Approaching the power station and its giant stack. The stack replaced four shorter stacks in the 1960s, helping with pollution in the downtown corridor.
Behind one of the kitchens is one of the few pieces of furniture remaining. Beside it, a small electric space heater–small by 1970s standards.
Part of the plant has been reused as a scrap metal yard.
The rear of the complex shows the more than 100 year old workhouse–still working! I do not know if the tanks are original to the 1901 elevator, but I suspect so.
An article from Minnpost describes this design as “marital”, and I could not agree more.
Two of the remaining four towers in the projects. Throughout our time there we saw and heard squatters inside and chose not to go in. What do you call a smart choice made in the midst of a dumb choice? There should be a word for that.
The sexiest feature of Kurth is this steel arch over the silos on its south side. The manholes in the floor open to the silos directly, and flimsy grates might catch a hurried worker. Grates were removable so that workers could descend into the concrete tubes, so a few are missing today.
This old Jetta did more offroading than your average lifted tinted loud-exhaust pickup.

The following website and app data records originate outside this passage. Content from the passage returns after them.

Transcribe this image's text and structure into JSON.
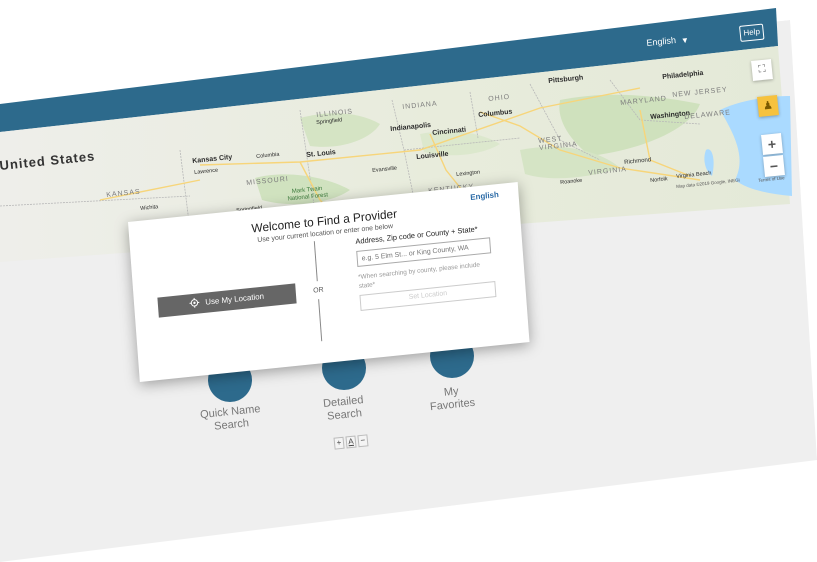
{
  "header": {
    "language": "English",
    "help_label": "Help",
    "bar_color": "#2d6a8c"
  },
  "map": {
    "country_label": "United States",
    "cities": [
      "Pittsburgh",
      "Philadelphia",
      "Washington",
      "Richmond",
      "Columbus",
      "Cincinnati",
      "Indianapolis",
      "Springfield",
      "Kansas City",
      "Lawrence",
      "Columbia",
      "St. Louis",
      "Louisville",
      "Evansville",
      "Lexington",
      "Wichita",
      "Springfield",
      "Roanoke",
      "Norfolk",
      "Virginia Beach"
    ],
    "states": [
      "ILLINOIS",
      "INDIANA",
      "OHIO",
      "MARYLAND",
      "NEW JERSEY",
      "DELAWARE",
      "WEST VIRGINIA",
      "VIRGINIA",
      "MISSOURI",
      "KANSAS",
      "KENTUCKY"
    ],
    "park": "Mark Twain National Forest",
    "attribution": "Map data ©2019 Google, INEGI",
    "terms": "Terms of Use",
    "zoom_in": "+",
    "zoom_out": "−"
  },
  "tiles": {
    "quick_name": "Quick Name Search",
    "detailed": "Detailed Search",
    "favorites": "My Favorites"
  },
  "font_controls": [
    "+",
    "A",
    "−"
  ],
  "modal": {
    "language_link": "English",
    "title": "Welcome to Find a Provider",
    "subtitle": "Use your current location or enter one below",
    "use_location_label": "Use My Location",
    "or_label": "OR",
    "address_label": "Address, Zip code or County + State*",
    "address_placeholder": "e.g. 5 Elm St... or King County, WA",
    "hint": "*When searching by county, please include state*",
    "set_location_label": "Set Location"
  }
}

Looking into a common from the grounds. The block glass makes the interior seem dreamlike and distorted. Note the poor condition of the bricks around the window.